Sharing with:
Thursday Favorite Things ~ Follow the Yellow Brick Home
Friday at the Fire Station ~ A Fireman’s Wife

Featured at:


Fall Decorating Ideas, Fall Crafts and Fall Recipes

Hope your fall has been just asย 
beautiful, friends,

A Special California Garden Visit…

California garden and home of Marcia and Alan, friends of my mother and father-in-law, is the garden we are visiting today. Beautiful, ethereal, this acre-plus garden is parklike with a central grassy area flanked by a pool and kitchen garden towards the rear. It is the perfect place for hosting large parties. Let’s take a virtual visit…

Marcia and Alan graciously opened their home for my father-in-law’s memorial, which was so kind. These photos were all taken before the service began and only my husband and one neighbor appear from afar. It was about 3 o’clock in the afternoon and the afternoon sun was really bright. As you will see, I had to adjust a lot of the lighting in the pool photographs in post-production. I didn’t check the first photographs and they were overblown and very white.ย 

Beginning here by the BBQ area and just a few steps down from our hosts’ family room, the rose garden to the left of the backyard begins our tour. A small half-wall separates the dining area and covered patio from the pool area just beyond.

I loved all of the roses, as you can imagine! Roses just grow better where there is less humidity and Marcia’s roses look so beautiful!!

This incredible peachy rose reminds me of a tea rose I had in my first garden. The soft yellows and tangerine really are pretty here in this setting…

Heading beyond the roses, we move into the gorgeous pool area…
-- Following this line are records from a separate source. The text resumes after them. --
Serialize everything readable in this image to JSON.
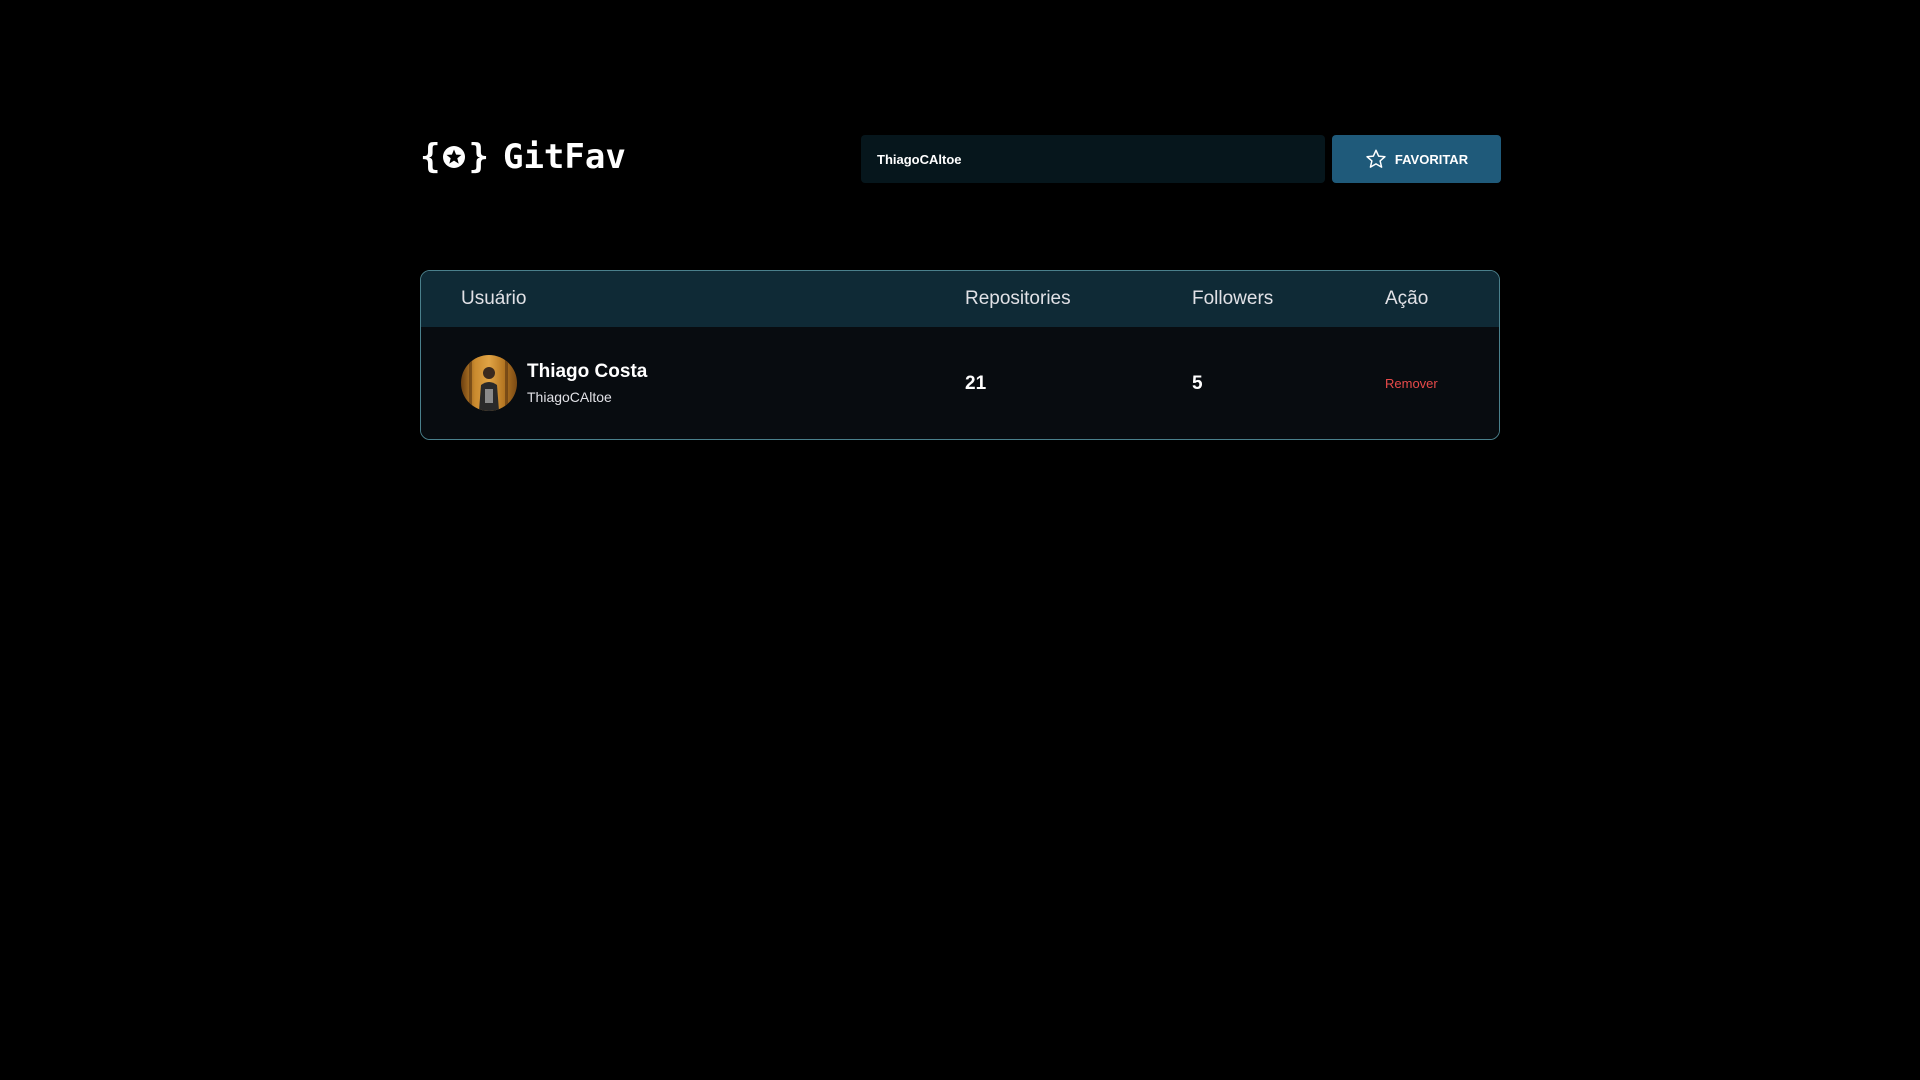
{
  "header": {
    "logo_text": "GitFav",
    "logo_icon": "star-braces-icon"
  },
  "search": {
    "value": "ThiagoCAltoe",
    "placeholder": "Busque um usuário do GitHub"
  },
  "favorite_button": {
    "label": "FAVORITAR",
    "icon": "star-outline-icon"
  },
  "table": {
    "columns": [
      "Usuário",
      "Repositories",
      "Followers",
      "Ação"
    ],
    "rows": [
      {
        "name": "Thiago Costa",
        "login": "ThiagoCAltoe",
        "repositories": "21",
        "followers": "5",
        "action_label": "Remover"
      }
    ]
  },
  "colors": {
    "background": "#000000",
    "input_bg": "#06161c",
    "button_bg": "#1f5a7a",
    "table_header_bg": "#0f2a36",
    "table_border": "#4a808c",
    "remove_color": "#e84a4a"
  }
}
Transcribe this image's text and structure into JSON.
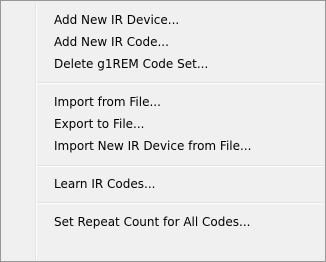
{
  "context_menu": {
    "groups": [
      {
        "items": [
          {
            "label": "Add New IR Device..."
          },
          {
            "label": "Add New IR Code..."
          },
          {
            "label": "Delete g1REM Code Set..."
          }
        ]
      },
      {
        "items": [
          {
            "label": "Import from File..."
          },
          {
            "label": "Export to File..."
          },
          {
            "label": "Import New IR Device from File..."
          }
        ]
      },
      {
        "items": [
          {
            "label": "Learn IR Codes..."
          }
        ]
      },
      {
        "items": [
          {
            "label": "Set Repeat Count for All Codes..."
          }
        ]
      }
    ]
  }
}
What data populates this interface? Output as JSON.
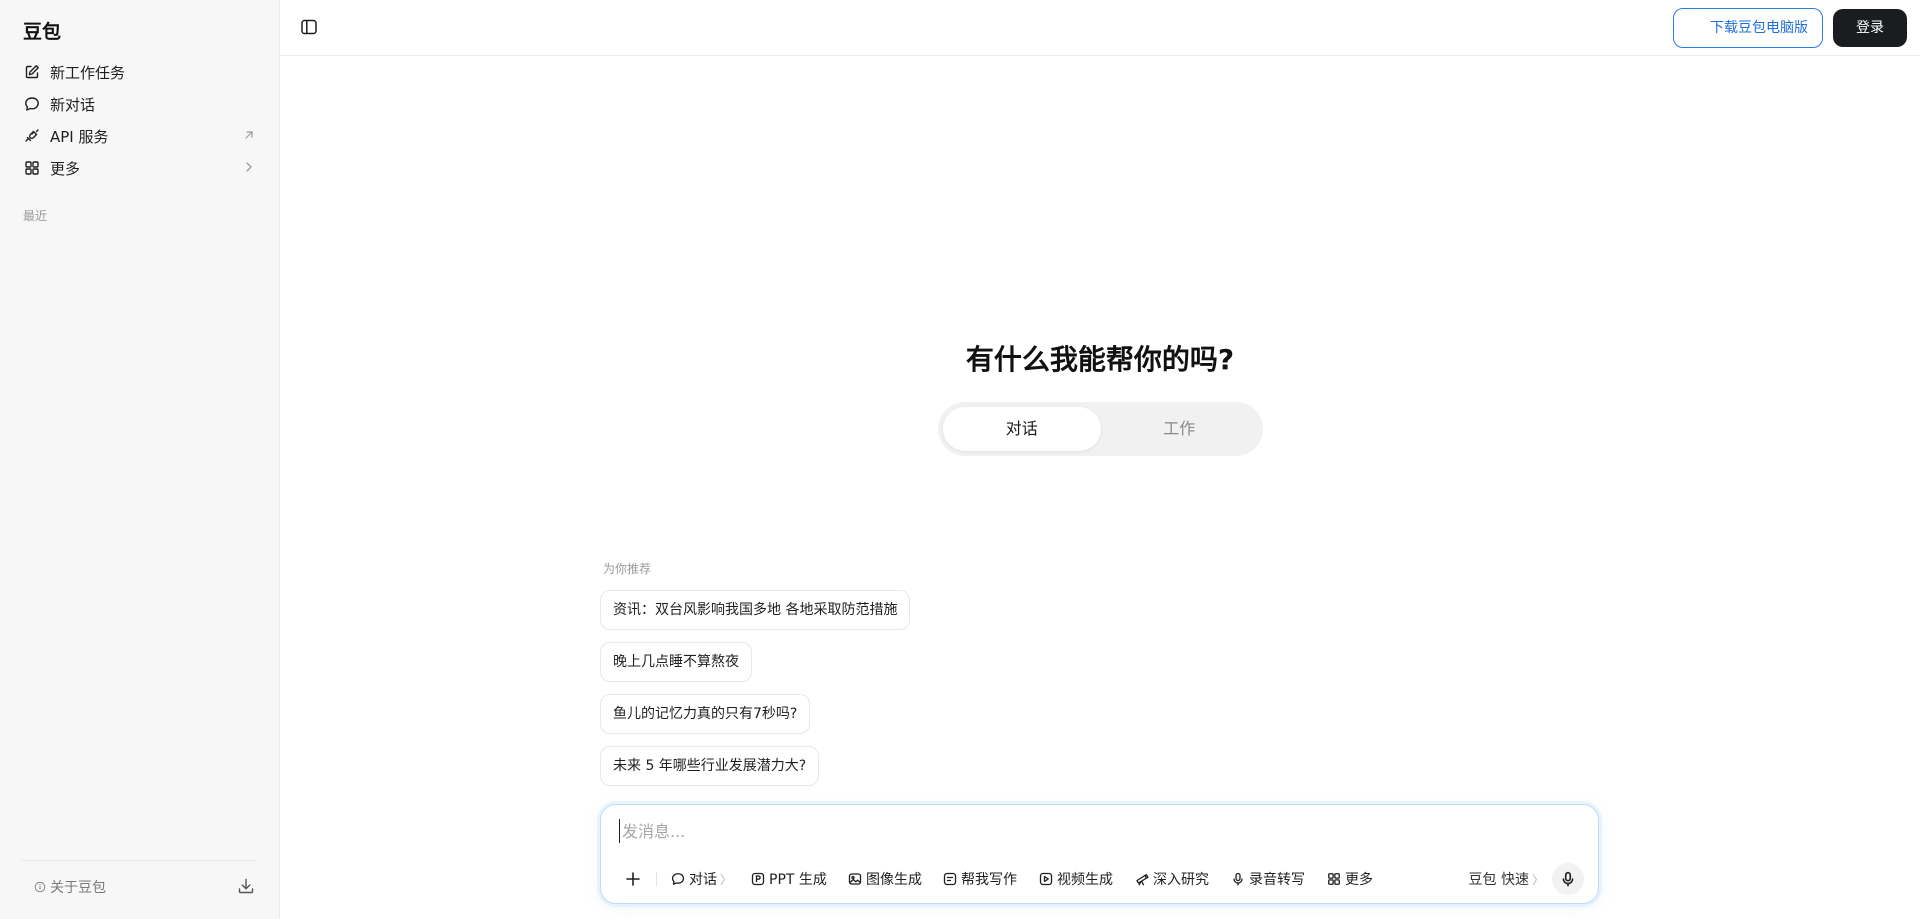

Here in the upper left corner of this large semi-pie-shaped lot, Marcia placed her potager garden room. The raised beds hold squash and pumpkins, tomatoes and herbs.ย 

Love these raised beds!!! More roses in the background.

Over the years, Marcia says the garden has changed a lot to meet their family’s needs. Narrow beds follow much of the fence line and are filled with cutting flowers.ย 

Looking back along the right-hand side (from the BBQ area), I love the undulating larger flower beds! Planted with ornamental shade trees, crepe myrtle and other perennial shrubs, this area is easier to care for with just a few clippings each year.

California lifestyleย 

When you Google Earth homes in California, you will find that anywhere from 1/3 to 1/2 of the homes throughout the state have a pool on the property. It may be a “dry heat,” but with 5-6 months of 90+ degree days, pools just fit right into the California garden lifestyle, keeping families cool.

Sorry this is sooo bright!ย I’ve actually added in color and reduced the whites but I had the settings wrong on my camera for the sunlight at the time. The area is so pretty that I knew I needed to keep this photograph to share, even if it isn’t perfect… ๐Ÿ’–

Isn’t this yard gorgeous??! I love how large the whole yard is and this isn’t a small pool, either!

Love all of the garden areas and how they visually connect!
Walking back along the right side, here is a view of the pool and potager from near the house. Gorgeous views from every angle!!! Serpentine bricks really show off the pool’s planted pots.

Marcia and Alan have owned their home for 30+ years and bought if from her uncle who was the contractor-builder who built this area of Sacramento homes. He lived in this home since the home was built in the 1960’s. They are the second owners and this was definitely the home to buy!

Back to the beginning again… I hope you have enjoyed this garden tour today!

Happy gardening, friends!